This book, the third in a series featuring the fictional detective Daniel Hawthorne, a Sherlockian consulting detective if there ever was one, and his very own Dr. Watson — Anthony Horowitz himself. It’s an amusing conceit, with Horowitz giving an author’s views of publishers, literary agents and literary festivals. And the book is an enjoyable romp, with many twists and turns and a cast of (mostly) genuinely unlikeable characters.
Set during a literary festival on Alderney, one of the channel islands, it is your classic British country house mystery where any number of characters could be the murderer. I won’t say more, but it was enjoyable and I for one did not correctly guess the identity of the killer.
I have one gripe about the book, however. “There has never been a murder on Alderney.” This line appears in the text, on the cover and in all its publicity.

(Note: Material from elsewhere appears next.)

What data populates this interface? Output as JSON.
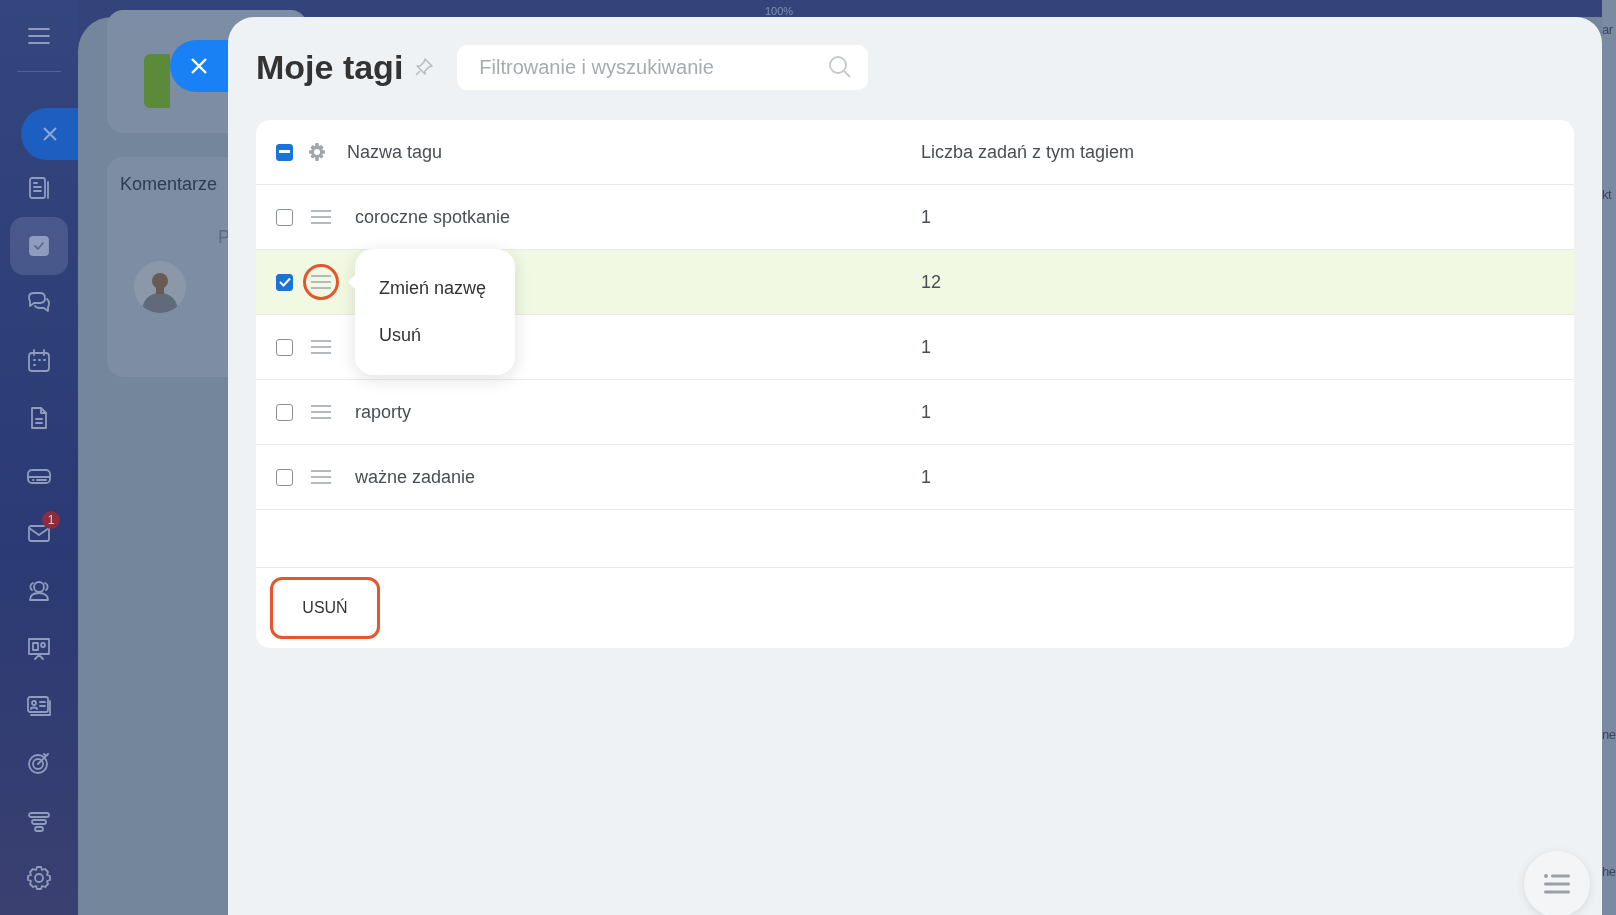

But of course it is not true — Alderney is the scene of the largest mass murder ever to take place on British soil. I’m referring, of course, to the mass murder of slave labourers by the Nazi Germans who occupied the island during the Second World War. An estimated 700 innocent people were murdered there. Horowitz knows this; he makes a couple of passing references to the German occupation and the crimes that took place there. I wonder how that line slipped through.